Work request: When a line below contains the string "centrale", show that line.
* * *
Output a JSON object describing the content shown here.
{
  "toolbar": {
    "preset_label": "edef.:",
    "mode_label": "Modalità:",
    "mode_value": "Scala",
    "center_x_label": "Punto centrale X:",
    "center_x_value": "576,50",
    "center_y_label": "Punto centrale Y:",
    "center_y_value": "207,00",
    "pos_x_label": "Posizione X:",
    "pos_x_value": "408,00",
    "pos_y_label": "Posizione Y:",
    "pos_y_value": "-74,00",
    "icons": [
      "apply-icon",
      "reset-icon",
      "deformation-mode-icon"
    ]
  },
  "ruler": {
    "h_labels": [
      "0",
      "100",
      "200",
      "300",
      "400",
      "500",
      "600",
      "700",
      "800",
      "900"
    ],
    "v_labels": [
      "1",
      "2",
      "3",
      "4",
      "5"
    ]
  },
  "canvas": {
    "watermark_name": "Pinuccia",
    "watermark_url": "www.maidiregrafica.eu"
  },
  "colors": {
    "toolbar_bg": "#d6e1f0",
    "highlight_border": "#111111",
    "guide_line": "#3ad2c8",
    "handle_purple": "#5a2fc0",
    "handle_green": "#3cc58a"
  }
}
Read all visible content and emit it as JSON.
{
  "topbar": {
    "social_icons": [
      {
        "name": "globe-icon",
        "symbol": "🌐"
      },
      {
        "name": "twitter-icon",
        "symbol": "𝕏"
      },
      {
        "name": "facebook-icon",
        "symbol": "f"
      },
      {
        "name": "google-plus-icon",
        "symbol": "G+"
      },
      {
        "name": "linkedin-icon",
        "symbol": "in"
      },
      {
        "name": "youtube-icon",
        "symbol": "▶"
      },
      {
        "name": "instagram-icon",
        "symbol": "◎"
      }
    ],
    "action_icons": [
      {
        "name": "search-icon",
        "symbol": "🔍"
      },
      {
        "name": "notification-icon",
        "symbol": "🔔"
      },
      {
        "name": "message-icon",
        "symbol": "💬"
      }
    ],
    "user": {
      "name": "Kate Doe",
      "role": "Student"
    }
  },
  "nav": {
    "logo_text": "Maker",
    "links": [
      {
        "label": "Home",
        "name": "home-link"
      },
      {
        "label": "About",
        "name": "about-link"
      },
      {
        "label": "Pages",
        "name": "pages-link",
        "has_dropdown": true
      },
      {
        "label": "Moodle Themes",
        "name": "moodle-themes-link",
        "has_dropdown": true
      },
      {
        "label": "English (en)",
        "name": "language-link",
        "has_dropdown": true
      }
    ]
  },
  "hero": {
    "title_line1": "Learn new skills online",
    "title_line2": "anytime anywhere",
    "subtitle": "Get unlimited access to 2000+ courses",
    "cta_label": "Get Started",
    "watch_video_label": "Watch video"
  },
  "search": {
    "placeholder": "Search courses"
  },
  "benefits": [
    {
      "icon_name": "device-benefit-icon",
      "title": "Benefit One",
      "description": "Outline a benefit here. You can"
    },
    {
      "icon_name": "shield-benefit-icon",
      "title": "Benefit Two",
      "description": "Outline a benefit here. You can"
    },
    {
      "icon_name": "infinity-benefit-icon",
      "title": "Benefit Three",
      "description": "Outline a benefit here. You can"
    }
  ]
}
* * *
Result of this task:
    "center_x_label": "Punto centrale X:",
    "center_y_label": "Punto centrale Y:",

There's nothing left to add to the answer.